You must pay duty on cider in duty suspension when it passes the duty point.
When cider becomes liable to duty
Cider becomes liable to duty when it’s:
- ‘produced’ which is when its strength is more than 1.2% ABV
You can hold cider in duty suspension - that is, without payment of duty but always staying liable to duty. You can also, in certain circumstances, move it between registered premises or to excise warehouses in duty suspension.
Passing the duty point
Duty only becomes due when the cider passes the duty point, that’s when it leaves duty suspension. Duty stops being suspended when:

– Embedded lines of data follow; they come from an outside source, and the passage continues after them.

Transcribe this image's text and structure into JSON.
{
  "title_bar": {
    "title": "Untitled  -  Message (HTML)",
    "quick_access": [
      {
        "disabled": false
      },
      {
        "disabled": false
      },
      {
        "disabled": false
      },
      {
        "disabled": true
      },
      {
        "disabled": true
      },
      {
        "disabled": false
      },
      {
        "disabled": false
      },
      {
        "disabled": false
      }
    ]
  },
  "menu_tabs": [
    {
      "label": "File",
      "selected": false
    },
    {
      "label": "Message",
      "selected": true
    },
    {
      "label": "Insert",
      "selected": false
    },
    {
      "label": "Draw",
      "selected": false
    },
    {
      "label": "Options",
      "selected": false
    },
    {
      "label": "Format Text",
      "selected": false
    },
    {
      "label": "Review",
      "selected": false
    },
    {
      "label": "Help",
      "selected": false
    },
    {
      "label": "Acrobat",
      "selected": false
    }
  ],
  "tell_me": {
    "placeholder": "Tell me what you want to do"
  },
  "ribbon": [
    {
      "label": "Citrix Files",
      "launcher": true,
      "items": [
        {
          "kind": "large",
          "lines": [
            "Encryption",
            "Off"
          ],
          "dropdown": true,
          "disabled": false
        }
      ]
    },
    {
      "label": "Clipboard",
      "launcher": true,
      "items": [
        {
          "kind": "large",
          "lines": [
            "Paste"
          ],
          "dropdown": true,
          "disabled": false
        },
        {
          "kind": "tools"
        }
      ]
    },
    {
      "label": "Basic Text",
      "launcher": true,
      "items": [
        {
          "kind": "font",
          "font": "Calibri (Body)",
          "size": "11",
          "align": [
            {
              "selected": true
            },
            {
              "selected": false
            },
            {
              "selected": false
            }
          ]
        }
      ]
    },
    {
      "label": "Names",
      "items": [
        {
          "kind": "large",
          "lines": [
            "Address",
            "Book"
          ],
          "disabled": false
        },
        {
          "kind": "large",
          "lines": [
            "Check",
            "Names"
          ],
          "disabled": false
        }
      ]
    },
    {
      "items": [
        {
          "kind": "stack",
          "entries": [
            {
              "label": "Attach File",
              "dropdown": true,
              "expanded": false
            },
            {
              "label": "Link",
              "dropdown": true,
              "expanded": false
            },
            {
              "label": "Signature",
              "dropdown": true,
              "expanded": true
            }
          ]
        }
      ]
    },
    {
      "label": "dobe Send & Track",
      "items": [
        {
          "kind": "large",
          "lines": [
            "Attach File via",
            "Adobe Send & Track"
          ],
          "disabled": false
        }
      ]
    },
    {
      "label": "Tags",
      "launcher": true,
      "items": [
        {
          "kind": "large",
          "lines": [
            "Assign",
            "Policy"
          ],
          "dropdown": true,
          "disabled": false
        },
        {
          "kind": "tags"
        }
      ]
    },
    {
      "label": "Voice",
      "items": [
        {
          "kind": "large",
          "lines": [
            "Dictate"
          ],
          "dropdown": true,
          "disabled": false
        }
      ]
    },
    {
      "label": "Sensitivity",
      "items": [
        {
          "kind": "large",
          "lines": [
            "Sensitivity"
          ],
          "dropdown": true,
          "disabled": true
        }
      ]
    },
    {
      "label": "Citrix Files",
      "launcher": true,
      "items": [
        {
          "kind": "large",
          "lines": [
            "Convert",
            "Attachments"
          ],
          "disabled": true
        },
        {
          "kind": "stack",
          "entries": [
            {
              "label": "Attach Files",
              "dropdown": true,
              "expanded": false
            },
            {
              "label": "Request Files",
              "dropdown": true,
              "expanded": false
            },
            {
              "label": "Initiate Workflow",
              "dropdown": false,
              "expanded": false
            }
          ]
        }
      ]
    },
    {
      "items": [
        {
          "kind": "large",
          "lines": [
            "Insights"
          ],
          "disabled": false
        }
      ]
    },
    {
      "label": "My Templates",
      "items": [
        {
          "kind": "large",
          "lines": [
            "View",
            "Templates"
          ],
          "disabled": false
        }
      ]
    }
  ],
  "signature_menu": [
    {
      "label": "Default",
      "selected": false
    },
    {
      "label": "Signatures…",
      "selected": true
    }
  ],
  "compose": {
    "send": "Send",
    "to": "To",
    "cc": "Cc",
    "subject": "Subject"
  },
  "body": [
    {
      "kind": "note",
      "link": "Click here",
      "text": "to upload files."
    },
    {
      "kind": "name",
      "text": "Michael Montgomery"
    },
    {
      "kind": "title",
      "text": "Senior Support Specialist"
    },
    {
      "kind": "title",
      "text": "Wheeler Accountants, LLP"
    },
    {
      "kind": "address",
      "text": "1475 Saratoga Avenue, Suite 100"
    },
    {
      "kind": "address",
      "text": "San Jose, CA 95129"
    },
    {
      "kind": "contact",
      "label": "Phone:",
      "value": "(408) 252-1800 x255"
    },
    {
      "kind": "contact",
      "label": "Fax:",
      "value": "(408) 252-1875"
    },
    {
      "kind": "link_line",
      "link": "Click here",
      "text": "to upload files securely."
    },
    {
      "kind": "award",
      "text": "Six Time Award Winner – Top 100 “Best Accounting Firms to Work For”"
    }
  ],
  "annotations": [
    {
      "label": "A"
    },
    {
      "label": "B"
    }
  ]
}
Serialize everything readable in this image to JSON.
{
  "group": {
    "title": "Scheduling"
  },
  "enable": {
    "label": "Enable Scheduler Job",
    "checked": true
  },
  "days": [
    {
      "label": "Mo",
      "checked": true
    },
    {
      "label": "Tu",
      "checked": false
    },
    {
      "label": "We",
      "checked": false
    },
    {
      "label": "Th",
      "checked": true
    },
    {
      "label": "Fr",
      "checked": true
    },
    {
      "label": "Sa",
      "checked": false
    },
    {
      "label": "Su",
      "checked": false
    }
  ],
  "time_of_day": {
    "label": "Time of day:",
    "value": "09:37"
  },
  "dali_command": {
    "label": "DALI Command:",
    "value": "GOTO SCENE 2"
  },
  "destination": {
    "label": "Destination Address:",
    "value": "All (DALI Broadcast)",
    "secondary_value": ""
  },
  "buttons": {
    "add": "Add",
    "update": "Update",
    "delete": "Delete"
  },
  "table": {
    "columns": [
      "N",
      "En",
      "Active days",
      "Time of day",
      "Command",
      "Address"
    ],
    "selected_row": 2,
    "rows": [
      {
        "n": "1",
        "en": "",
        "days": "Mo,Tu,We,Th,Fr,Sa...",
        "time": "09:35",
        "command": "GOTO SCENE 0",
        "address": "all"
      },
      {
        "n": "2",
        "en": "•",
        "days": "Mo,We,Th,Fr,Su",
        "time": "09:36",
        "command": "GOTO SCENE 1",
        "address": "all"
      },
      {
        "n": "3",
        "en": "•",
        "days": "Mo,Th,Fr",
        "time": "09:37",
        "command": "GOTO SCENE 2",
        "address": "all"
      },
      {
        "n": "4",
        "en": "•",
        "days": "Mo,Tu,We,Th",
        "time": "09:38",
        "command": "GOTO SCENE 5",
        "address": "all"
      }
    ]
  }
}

- you decide you want to pay the duty early for accounting purposes, this is called ‘constructive removal’
- the cider is lost
- the cider is irregularly diverted
- you’re no longer registered
- the premises where you’re holding the cider stops being registered
- the cider is consumed in the registered premises
- the cider leaves registered premises, except when it’s delivered:
- to other appropriately approved premises for further processing
- to an excise warehouse
- for exportation
- for shipment as stores
- to HM ships
- to entitled diplomats
- to entitled members of visiting forces
Whichever of these events happens first is when you become liable and must pay.
Cider leaves duty suspension if you do not comply with the duty suspension arrangements.
If you produce cider for a commercial grower or lessee, and they do not sell it, you will not have to pay duty on it. The commercial grower or lessee must give you a declaration in writing that they will not sell it.
You can account for the duty on duty-suspended cider before it’s dispatched from your licensed premises. This is called ‘constructive removal’.
Constructive removal lets you change the status of cider to duty paid without having to remove the cider from your premises.
When cider has been constructively removed, it cannot be returned to duty suspension in licensed premises.
The following line has the force of law under Regulation 12A(3) of the Cider and Perry Regulations 1989.
You must record the date of any change of status of any cider from duty-suspended to duty paid, and the products.
After you’ve stopped production, and your cider is finished and packaged, you’ll have to pay the duty due on any:
- stock left in hand
- unexplained shortages
We may also let you destroy the cider stock in hand as if it were unfit for sale. If you want to do this, you must still pay duty on unexplained shortages.
When we’re satisfied that you have accounted for all duties and destroyed your stock of cider, we’ll cancel your registration.
Reporting errors from earlier accounting periods
For mistakes of less than £1,000 in duty
If you find you have not declared enough in a previous accounting period, you must enter the amounts against lines 20 to 22 on the reverse of the return and carry the total forward to lines 35 and 17 for your current accounting period.
If you’ve declared too much you must enter the amounts against lines 20 to 22 on the reverse of your return and carry the total to lines 36 and 18 for your current accounting period. You do not have to send written advice, but keep the details of the mistake for checking.
For mistakes of £1,000 or more in duty
If the total mistake means you’ve under or over declared duty by £1,000 or more, you must make the adjustments on your return but then send the return and full details in writing to:
Environmental Taxes Team
St Mungo’s Road